How to complete this task:
Select from the data all lines with the word "Organizing".

Input data:
>>>>>
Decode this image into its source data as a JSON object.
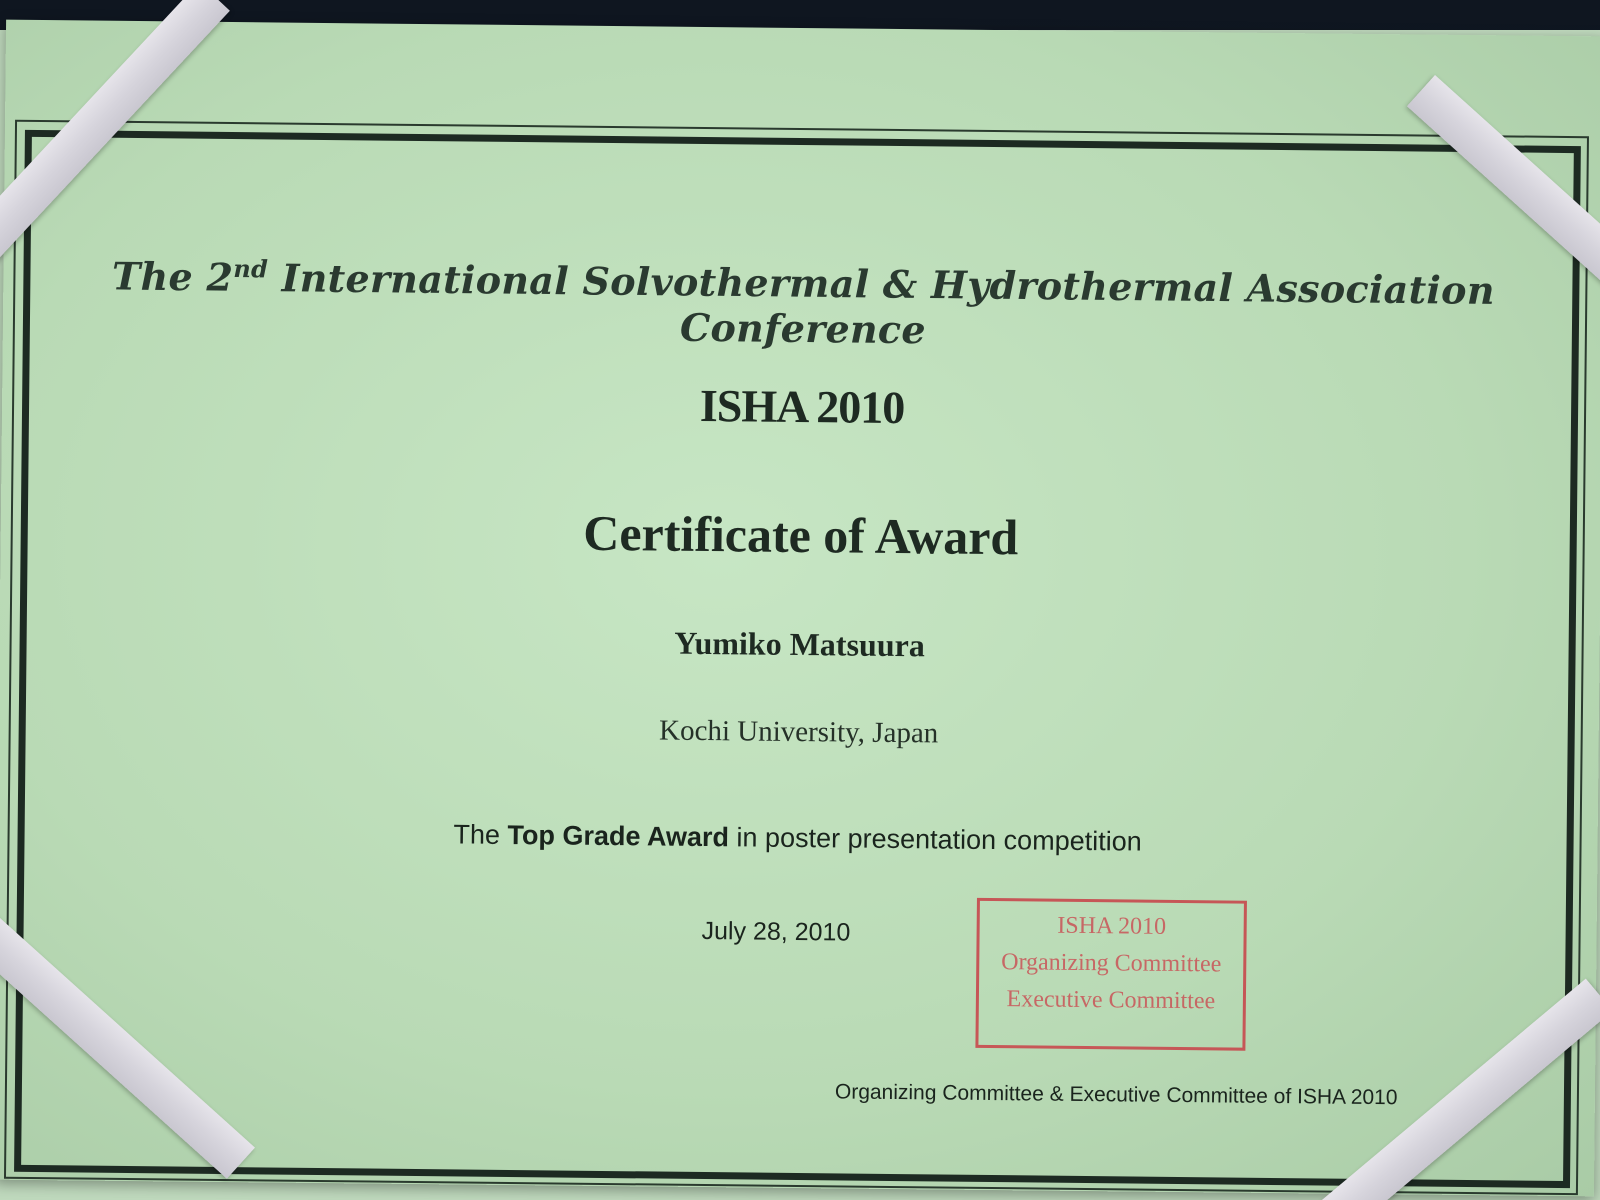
{
  "certificate": {
    "conference_title_prefix": "The 2",
    "conference_title_sup": "nd",
    "conference_title_rest": " International Solvothermal & Hydrothermal Association Conference",
    "event": "ISHA 2010",
    "heading": "Certificate of Award",
    "recipient": "Yumiko Matsuura",
    "affiliation": "Kochi University, Japan",
    "award_prefix": "The ",
    "award_name": "Top Grade Award",
    "award_suffix": " in poster presentation competition",
    "date": "July 28, 2010",
    "issuer": "Organizing Committee & Executive Committee of ISHA 2010"
  },
  "stamp": {
    "lines": [
      "ISHA 2010",
      "Organizing Committee",
      "Executive Committee"
    ],
    "color": "#c8444a"
  },
  "colors": {
    "paper": "#c3e2bf",
    "border": "#1d2a22",
    "ribbon": "#dcdae2"
  }
}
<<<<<
Task output:
    "issuer": "Organizing Committee & Executive Committee of ISHA 2010"
      "Organizing Committee",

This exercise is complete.